Assignment: Word for word, set down the listing that appears after this line.

··· Extracted records

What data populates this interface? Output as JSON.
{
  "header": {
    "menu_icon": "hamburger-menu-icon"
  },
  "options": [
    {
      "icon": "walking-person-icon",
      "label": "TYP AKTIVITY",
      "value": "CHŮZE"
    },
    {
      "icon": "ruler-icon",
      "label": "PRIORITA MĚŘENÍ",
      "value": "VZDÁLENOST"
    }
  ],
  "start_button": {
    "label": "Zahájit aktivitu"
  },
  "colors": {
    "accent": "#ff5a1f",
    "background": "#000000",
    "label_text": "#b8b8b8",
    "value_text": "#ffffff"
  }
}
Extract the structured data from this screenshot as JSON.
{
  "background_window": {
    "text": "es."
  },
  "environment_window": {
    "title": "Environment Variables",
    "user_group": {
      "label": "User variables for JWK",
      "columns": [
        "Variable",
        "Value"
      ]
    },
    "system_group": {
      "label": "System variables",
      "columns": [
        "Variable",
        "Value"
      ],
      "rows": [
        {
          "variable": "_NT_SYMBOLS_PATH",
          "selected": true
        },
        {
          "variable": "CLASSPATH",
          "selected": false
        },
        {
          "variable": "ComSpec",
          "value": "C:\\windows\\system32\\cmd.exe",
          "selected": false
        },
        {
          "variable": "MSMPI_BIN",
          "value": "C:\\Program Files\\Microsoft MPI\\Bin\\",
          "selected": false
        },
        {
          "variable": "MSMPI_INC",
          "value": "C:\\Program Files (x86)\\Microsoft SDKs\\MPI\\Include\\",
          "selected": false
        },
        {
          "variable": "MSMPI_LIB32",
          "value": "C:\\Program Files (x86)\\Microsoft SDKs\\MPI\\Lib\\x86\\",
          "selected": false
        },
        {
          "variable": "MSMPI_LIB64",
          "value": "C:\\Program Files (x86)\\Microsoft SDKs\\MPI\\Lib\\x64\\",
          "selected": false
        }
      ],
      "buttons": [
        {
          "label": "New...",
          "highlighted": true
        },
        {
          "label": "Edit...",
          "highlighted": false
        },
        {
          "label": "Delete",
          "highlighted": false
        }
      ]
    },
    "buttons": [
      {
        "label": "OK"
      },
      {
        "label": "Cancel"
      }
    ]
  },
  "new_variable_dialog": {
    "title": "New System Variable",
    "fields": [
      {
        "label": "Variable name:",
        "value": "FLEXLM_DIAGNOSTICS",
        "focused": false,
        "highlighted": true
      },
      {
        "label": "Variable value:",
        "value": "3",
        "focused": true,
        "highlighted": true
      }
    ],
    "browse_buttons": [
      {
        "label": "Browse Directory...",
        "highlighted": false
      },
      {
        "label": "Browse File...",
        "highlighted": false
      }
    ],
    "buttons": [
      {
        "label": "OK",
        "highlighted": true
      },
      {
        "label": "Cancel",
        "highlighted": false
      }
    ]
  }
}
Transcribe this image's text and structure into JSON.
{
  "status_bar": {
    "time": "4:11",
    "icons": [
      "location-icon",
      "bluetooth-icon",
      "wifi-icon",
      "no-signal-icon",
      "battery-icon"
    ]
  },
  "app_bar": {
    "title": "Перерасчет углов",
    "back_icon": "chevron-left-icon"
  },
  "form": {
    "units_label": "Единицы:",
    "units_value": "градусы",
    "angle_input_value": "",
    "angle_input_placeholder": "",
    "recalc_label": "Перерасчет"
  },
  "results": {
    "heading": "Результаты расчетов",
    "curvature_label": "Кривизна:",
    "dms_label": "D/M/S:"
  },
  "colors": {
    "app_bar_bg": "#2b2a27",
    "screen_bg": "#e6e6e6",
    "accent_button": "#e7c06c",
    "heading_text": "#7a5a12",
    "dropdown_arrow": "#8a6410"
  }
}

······

Answer to this exercise:
What data populates this interface? Output as JSON.
{
  "header": {
    "menu_icon": "hamburger-menu-icon"
  },
  "options": [
    {
      "icon": "walking-person-icon",
      "label": "TYP AKTIVITY",
      "value": "CHŮZE"
    },
    {
      "icon": "ruler-icon",
      "label": "PRIORITA MĚŘENÍ",
      "value": "VZDÁLENOST"
    }
  ],
  "start_button": {
    "label": "Zahájit aktivitu"
  },
  "colors": {
    "accent": "#ff5a1f",
    "background": "#000000",
    "label_text": "#b8b8b8",
    "value_text": "#ffffff"
  }
}
Extract the structured data from this screenshot as JSON.
{
  "background_window": {
    "text": "es."
  },
  "environment_window": {
    "title": "Environment Variables",
    "user_group": {
      "label": "User variables for JWK",
      "columns": [
        "Variable",
        "Value"
      ]
    },
    "system_group": {
      "label": "System variables",
      "columns": [
        "Variable",
        "Value"
      ],
      "rows": [
        {
          "variable": "_NT_SYMBOLS_PATH",
          "selected": true
        },
        {
          "variable": "CLASSPATH",
          "selected": false
        },
        {
          "variable": "ComSpec",
          "value": "C:\\windows\\system32\\cmd.exe",
          "selected": false
        },
        {
          "variable": "MSMPI_BIN",
          "value": "C:\\Program Files\\Microsoft MPI\\Bin\\",
          "selected": false
        },
        {
          "variable": "MSMPI_INC",
          "value": "C:\\Program Files (x86)\\Microsoft SDKs\\MPI\\Include\\",
          "selected": false
        },
        {
          "variable": "MSMPI_LIB32",
          "value": "C:\\Program Files (x86)\\Microsoft SDKs\\MPI\\Lib\\x86\\",
          "selected": false
        },
        {
          "variable": "MSMPI_LIB64",
          "value": "C:\\Program Files (x86)\\Microsoft SDKs\\MPI\\Lib\\x64\\",
          "selected": false
        }
      ],
      "buttons": [
        {
          "label": "New...",
          "highlighted": true
        },
        {
          "label": "Edit...",
          "highlighted": false
        },
        {
          "label": "Delete",
          "highlighted": false
        }
      ]
    },
    "buttons": [
      {
        "label": "OK"
      },
      {
        "label": "Cancel"
      }
    ]
  },
  "new_variable_dialog": {
    "title": "New System Variable",
    "fields": [
      {
        "label": "Variable name:",
        "value": "FLEXLM_DIAGNOSTICS",
        "focused": false,
        "highlighted": true
      },
      {
        "label": "Variable value:",
        "value": "3",
        "focused": true,
        "highlighted": true
      }
    ],
    "browse_buttons": [
      {
        "label": "Browse Directory...",
        "highlighted": false
      },
      {
        "label": "Browse File...",
        "highlighted": false
      }
    ],
    "buttons": [
      {
        "label": "OK",
        "highlighted": true
      },
      {
        "label": "Cancel",
        "highlighted": false
      }
    ]
  }
}
Transcribe this image's text and structure into JSON.
{
  "status_bar": {
    "time": "4:11",
    "icons": [
      "location-icon",
      "bluetooth-icon",
      "wifi-icon",
      "no-signal-icon",
      "battery-icon"
    ]
  },
  "app_bar": {
    "title": "Перерасчет углов",
    "back_icon": "chevron-left-icon"
  },
  "form": {
    "units_label": "Единицы:",
    "units_value": "градусы",
    "angle_input_value": "",
    "angle_input_placeholder": "",
    "recalc_label": "Перерасчет"
  },
  "results": {
    "heading": "Результаты расчетов",
    "curvature_label": "Кривизна:",
    "dms_label": "D/M/S:"
  },
  "colors": {
    "app_bar_bg": "#2b2a27",
    "screen_bg": "#e6e6e6",
    "accent_button": "#e7c06c",
    "heading_text": "#7a5a12",
    "dropdown_arrow": "#8a6410"
  }
}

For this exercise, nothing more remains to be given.